The amount that they are willing to pay is called Bid Rent.
The core: Intensively used High rise buildings Multi storey shops, offices The frame: Smaller, family run businesses Shops with flats above The Frame Area of Taunton’s CBD: Bridge Street, East Reach The Core Area of Taunton’s CBD: North Street, East Street
What are the problems in CBDs? How are they solved?
Developed during the 19 th century – due to rapid expansion of industry (led to the demand for workers)
As more moved to the cities – there was a demand for low cost houses for the workers
This resulted in high-density cheap housing (fitting as many houses as possible in a small area
People had to live close to work due to lack of transport
What types of land-use are found in Inner City areas? 19 th Century Terraced Housing Industry – large factories built during the industrial revolution (now some knocked down / converted) Canals and Railways Main Roads (often now ring roads taking traffic out of CBDs)
Few Amenities (little or no sanitation (often built with toilet in Back Yard
Mainly Ethnic Minorities, students, older people and unemployed (lower income groups)
Mainly private / rented

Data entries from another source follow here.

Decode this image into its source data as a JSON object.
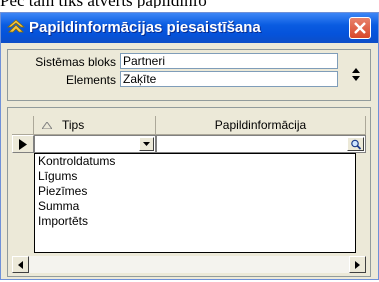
{
  "background_text": "Pēc tam tiks atvērts papildinfo",
  "window": {
    "title": "Papildinformācijas piesaistīšana",
    "colors": {
      "titlebar": "#0a5ce1",
      "close": "#d8472a",
      "face": "#ece9d8"
    }
  },
  "fields": {
    "sistemas_bloks": {
      "label": "Sistēmas bloks",
      "value": "Partneri"
    },
    "elements": {
      "label": "Elements",
      "value": "Zaķīte"
    }
  },
  "grid": {
    "columns": [
      "Tips",
      "Papildinformācija"
    ],
    "current_row": {
      "tips": "",
      "papildinformacija": ""
    },
    "dropdown_options": [
      "Kontroldatums",
      "Līgums",
      "Piezīmes",
      "Summa",
      "Importēts"
    ]
  },
  "icons": {
    "title": "app-icon",
    "close": "close-icon",
    "updown": "updown-arrows-icon",
    "sort": "sort-asc-icon",
    "row": "row-pointer-icon",
    "dropdown": "chevron-down-icon",
    "search": "search-icon",
    "scroll_left": "scroll-left-icon",
    "scroll_right": "scroll-right-icon"
  }
}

Problems in Inner City Areas (since 1950s / 1950s) 1. Industrial Decline (see other notes) 2. High unemployment 3. Abandoned Warehouses – eyesore and led to vandalism 4. High Crime Rates 5. Poor Quality Housing 6. Overcrowding 7. Lack of Open Space 8. Lack of Parking Spaces 9. Atmospheric Pollution (factories / traffic) 10. Lots of heavy traffic (for industry)
Case study change in inner city areas: London Docklands
Problem: pre 1950, very sucessful dock, but by 1981 there were problems
Brown field sites Brownfield sites are areas of land that have previously been used. They include sites of old factories or buildings By using these brown field sites, pressure to build on the greenbelt is reduced It is however expensive to build on these areas as they can be contaminated
Urban redevelopment This is where areas that have been in decline in an urban area are redeveloped Into new uses (shopping centres, housing etc)
Protecting the environment Organisations such as the National Trust and the Somerset Wildlife Trust protect the environment, including areas of land at the RUF.
Self help schemes: in Sao Paulo the government now helps people by putting in basic water and electricity supplies, the family then builds their own house from materials provided. The houses are simple and cheap. The capital Brasillia was built in 1960, to redirect the population away from the coastal cities of Rio and Sao Paulo. Favelas have started to appear as the housing is still too expensive for the poorest migrants
New Satellite towns: in Cairo in Egypt, some of the poor lived in the city of the dead, houses built in the tombs of dead people. The government decided to build “satellite” towns on the edge of Cairo (such as the Tenth of Ramadam City) to house the population. However, rents are often too high, and employment lacking. New ring roads re-direct traffic to try to solve the traffic congestion problems.